■ Data for this task ■

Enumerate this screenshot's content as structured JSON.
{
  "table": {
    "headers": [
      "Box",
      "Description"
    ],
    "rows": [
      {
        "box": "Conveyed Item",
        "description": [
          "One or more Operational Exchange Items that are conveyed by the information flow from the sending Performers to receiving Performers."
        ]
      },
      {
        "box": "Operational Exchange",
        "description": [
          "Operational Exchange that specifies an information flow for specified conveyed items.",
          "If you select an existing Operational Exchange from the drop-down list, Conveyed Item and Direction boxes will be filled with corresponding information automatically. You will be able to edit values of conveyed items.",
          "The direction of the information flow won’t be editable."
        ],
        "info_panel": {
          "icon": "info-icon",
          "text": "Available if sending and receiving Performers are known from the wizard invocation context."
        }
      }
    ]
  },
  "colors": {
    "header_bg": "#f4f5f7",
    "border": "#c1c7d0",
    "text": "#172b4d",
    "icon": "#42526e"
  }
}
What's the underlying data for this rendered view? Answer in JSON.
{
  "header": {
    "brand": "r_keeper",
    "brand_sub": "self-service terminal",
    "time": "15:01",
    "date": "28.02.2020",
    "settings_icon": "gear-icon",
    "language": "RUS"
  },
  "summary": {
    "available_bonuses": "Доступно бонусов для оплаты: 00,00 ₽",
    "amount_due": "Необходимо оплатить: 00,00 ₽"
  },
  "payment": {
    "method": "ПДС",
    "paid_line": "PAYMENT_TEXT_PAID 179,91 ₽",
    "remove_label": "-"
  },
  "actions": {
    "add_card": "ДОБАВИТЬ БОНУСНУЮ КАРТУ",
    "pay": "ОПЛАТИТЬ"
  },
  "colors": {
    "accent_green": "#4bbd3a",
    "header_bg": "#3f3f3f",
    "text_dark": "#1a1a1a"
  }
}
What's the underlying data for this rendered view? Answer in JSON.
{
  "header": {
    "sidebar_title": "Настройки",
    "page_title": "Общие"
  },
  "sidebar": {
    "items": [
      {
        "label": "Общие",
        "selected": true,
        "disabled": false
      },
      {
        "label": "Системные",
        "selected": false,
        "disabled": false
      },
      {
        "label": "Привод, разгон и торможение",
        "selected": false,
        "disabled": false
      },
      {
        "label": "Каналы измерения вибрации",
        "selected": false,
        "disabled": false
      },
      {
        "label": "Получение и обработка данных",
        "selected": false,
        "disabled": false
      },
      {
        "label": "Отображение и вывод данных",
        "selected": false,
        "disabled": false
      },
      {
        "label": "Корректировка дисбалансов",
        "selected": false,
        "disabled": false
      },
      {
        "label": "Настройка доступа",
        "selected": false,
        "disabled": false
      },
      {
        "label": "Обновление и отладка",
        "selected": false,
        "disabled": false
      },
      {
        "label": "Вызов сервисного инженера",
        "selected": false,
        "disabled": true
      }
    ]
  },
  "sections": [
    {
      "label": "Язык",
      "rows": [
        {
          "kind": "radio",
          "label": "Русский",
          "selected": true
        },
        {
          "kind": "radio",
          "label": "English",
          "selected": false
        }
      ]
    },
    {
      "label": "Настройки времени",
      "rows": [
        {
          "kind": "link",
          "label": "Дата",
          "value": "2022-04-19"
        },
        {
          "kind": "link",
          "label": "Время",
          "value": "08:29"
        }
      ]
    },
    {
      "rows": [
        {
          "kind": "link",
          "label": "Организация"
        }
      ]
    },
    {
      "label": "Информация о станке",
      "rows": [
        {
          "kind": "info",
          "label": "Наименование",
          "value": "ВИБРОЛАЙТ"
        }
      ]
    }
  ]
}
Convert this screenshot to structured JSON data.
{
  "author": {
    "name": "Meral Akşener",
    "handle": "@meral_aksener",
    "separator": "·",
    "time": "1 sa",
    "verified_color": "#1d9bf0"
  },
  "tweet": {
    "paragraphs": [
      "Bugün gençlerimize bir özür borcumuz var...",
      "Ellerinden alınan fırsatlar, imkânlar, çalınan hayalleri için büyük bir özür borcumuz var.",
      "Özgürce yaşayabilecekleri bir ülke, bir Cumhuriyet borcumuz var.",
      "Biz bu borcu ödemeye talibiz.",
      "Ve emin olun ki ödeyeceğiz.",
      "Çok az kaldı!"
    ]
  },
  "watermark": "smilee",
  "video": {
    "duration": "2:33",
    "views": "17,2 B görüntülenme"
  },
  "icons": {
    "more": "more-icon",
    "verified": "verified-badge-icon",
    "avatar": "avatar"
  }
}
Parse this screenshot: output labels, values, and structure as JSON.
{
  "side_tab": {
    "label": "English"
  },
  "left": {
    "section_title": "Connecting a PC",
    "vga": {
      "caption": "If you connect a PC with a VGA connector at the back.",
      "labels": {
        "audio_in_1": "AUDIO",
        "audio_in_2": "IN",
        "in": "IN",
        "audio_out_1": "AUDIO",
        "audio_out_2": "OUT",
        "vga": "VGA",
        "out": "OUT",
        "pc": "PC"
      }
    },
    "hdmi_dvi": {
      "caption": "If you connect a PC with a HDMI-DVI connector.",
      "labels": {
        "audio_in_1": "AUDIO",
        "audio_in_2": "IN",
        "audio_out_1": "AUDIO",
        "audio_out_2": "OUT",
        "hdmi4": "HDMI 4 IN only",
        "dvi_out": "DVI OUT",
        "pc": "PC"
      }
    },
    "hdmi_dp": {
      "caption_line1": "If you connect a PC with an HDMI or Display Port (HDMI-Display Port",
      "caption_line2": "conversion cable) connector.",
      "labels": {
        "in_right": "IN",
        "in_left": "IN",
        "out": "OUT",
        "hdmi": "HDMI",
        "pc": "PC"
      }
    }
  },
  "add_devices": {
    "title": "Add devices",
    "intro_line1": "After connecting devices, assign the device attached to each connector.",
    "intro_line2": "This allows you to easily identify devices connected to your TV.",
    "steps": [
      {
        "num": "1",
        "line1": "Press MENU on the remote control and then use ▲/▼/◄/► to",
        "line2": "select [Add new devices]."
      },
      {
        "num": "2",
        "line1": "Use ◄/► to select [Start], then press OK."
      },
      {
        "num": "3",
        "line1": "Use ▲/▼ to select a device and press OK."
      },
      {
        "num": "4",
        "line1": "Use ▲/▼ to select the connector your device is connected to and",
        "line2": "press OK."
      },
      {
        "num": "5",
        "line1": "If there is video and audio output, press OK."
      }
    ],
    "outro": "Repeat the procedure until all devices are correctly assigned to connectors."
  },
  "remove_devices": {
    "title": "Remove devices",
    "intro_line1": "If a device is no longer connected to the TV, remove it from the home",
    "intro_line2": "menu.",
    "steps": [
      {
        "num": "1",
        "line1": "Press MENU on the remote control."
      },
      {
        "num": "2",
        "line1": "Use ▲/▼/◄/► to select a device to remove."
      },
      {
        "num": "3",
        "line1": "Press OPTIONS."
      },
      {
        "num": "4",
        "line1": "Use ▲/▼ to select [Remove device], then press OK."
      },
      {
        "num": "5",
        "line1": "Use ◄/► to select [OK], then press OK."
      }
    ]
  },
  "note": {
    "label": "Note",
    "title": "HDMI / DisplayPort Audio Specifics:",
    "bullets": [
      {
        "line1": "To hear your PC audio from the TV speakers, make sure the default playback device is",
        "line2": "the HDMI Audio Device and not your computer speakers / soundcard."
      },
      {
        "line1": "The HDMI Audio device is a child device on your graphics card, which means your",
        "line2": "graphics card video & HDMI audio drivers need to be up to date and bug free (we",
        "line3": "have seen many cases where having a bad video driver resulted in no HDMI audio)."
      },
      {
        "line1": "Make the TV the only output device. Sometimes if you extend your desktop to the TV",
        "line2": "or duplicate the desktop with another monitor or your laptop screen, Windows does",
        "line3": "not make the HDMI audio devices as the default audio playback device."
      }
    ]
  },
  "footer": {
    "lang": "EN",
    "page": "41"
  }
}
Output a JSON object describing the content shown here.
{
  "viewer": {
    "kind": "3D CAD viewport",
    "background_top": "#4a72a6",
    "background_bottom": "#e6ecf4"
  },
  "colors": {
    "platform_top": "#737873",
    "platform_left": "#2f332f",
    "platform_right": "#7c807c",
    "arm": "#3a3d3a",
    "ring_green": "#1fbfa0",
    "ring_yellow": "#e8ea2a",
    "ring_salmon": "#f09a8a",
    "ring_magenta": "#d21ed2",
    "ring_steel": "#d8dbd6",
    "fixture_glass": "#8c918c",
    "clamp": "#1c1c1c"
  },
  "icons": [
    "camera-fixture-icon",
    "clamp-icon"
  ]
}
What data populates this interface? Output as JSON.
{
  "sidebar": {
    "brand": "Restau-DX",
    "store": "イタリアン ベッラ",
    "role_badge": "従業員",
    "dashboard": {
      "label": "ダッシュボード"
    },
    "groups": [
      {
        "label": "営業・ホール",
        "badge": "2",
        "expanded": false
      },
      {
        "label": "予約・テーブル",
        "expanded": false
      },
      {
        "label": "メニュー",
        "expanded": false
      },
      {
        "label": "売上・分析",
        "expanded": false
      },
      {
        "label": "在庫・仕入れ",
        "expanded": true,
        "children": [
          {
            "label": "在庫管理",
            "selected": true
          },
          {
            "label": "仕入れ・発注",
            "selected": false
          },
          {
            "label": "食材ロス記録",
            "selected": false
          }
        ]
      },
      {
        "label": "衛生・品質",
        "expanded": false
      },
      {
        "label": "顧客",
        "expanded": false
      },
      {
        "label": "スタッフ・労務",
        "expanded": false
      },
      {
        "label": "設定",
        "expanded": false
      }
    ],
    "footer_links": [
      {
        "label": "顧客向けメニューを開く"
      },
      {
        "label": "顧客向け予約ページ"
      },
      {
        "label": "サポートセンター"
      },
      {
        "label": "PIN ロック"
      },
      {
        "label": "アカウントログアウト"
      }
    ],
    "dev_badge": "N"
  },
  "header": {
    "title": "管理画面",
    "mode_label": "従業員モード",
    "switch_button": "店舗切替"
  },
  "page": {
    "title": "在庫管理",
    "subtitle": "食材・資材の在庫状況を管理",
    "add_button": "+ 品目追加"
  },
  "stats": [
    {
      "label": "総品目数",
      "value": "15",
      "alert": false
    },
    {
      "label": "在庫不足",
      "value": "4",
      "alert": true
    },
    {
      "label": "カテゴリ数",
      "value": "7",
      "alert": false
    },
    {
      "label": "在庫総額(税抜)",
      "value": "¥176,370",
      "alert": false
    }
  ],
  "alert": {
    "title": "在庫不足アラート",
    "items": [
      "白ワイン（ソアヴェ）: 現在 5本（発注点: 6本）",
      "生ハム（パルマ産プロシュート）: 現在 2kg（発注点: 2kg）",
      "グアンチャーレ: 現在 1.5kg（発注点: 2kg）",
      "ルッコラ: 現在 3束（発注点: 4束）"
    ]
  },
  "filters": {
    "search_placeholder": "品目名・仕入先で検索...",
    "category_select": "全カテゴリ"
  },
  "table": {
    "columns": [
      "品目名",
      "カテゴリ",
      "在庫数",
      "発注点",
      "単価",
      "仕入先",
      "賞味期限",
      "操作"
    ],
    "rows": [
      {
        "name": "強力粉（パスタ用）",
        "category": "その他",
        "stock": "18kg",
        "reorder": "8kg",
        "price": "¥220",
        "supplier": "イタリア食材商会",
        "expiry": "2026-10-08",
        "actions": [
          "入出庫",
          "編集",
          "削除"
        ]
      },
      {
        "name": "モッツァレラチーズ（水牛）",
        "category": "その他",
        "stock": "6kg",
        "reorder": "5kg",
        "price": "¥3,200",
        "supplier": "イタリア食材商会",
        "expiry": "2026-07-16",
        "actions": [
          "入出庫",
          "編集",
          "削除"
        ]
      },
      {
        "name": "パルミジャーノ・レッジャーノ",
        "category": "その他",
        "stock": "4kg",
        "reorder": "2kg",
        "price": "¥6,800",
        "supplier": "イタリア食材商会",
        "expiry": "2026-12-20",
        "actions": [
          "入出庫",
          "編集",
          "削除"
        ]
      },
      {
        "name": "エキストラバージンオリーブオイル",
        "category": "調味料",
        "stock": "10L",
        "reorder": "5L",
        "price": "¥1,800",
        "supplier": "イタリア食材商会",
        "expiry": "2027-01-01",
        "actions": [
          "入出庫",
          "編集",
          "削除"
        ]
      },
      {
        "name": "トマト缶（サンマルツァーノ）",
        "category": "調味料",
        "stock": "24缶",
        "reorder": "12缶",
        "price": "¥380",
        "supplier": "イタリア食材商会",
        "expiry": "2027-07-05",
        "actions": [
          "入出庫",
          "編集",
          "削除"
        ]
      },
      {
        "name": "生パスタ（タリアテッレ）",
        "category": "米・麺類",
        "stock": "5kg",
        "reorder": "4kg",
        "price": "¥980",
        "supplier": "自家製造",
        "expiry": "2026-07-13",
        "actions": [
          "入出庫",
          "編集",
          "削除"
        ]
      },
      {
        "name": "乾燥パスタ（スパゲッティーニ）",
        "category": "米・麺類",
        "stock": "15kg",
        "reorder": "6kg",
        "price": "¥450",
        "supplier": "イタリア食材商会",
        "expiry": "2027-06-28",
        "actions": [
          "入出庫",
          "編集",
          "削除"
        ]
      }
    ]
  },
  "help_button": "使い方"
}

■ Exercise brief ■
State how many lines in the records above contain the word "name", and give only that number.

■ Solution below ■
8